Top of Data extract
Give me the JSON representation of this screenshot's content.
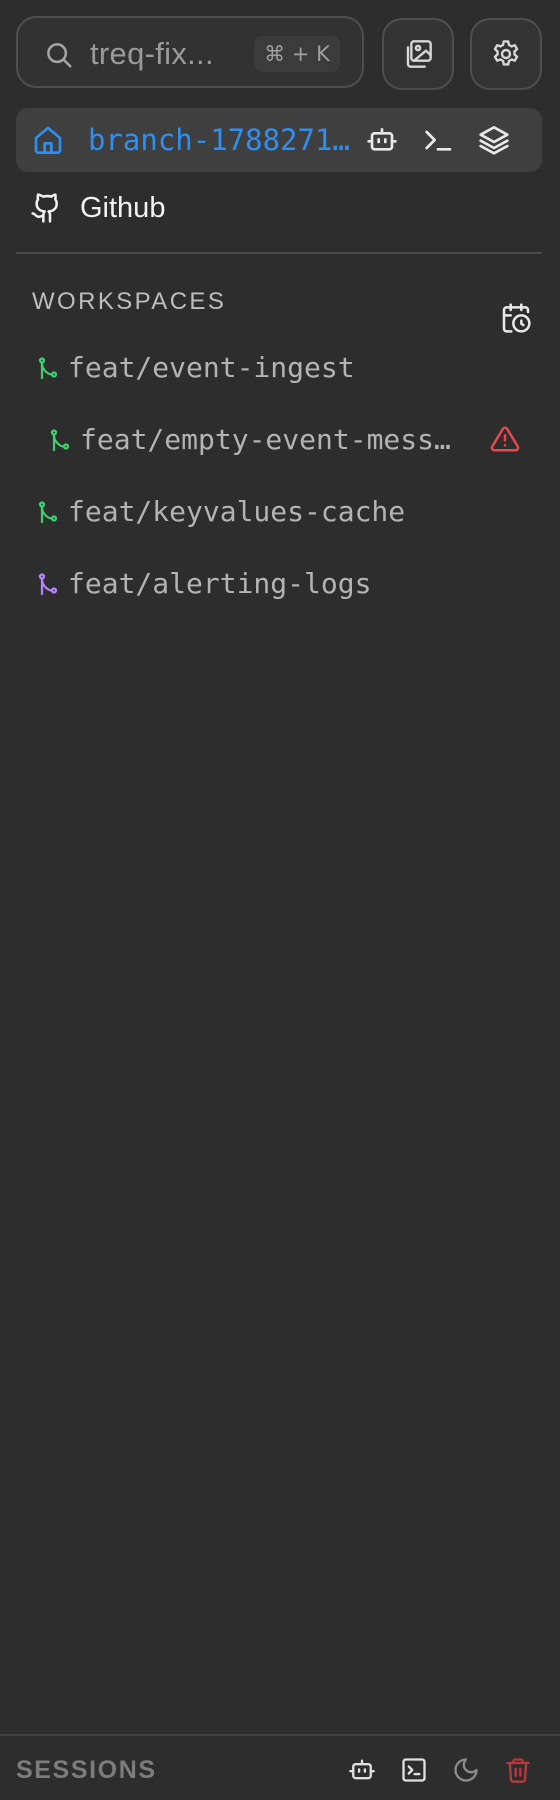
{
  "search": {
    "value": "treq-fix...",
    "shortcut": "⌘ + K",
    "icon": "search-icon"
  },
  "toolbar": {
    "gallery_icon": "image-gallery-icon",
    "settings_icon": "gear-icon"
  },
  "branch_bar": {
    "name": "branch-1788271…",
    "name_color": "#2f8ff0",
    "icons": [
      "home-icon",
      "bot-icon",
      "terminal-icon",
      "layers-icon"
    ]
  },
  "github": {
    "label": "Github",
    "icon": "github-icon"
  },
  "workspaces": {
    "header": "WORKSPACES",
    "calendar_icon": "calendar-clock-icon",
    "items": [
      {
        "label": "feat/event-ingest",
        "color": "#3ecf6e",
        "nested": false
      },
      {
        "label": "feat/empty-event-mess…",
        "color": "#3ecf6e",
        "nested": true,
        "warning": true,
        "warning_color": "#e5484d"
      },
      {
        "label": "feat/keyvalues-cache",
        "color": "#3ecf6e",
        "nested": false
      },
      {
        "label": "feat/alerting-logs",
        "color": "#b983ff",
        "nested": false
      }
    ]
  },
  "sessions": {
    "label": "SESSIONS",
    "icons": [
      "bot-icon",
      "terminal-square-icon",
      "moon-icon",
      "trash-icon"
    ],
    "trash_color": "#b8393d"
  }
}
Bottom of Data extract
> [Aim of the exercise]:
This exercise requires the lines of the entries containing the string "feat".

> [Response area]:
        "label": "feat/event-ingest",
        "label": "feat/empty-event-mess…",
        "label": "feat/keyvalues-cache",
        "label": "feat/alerting-logs",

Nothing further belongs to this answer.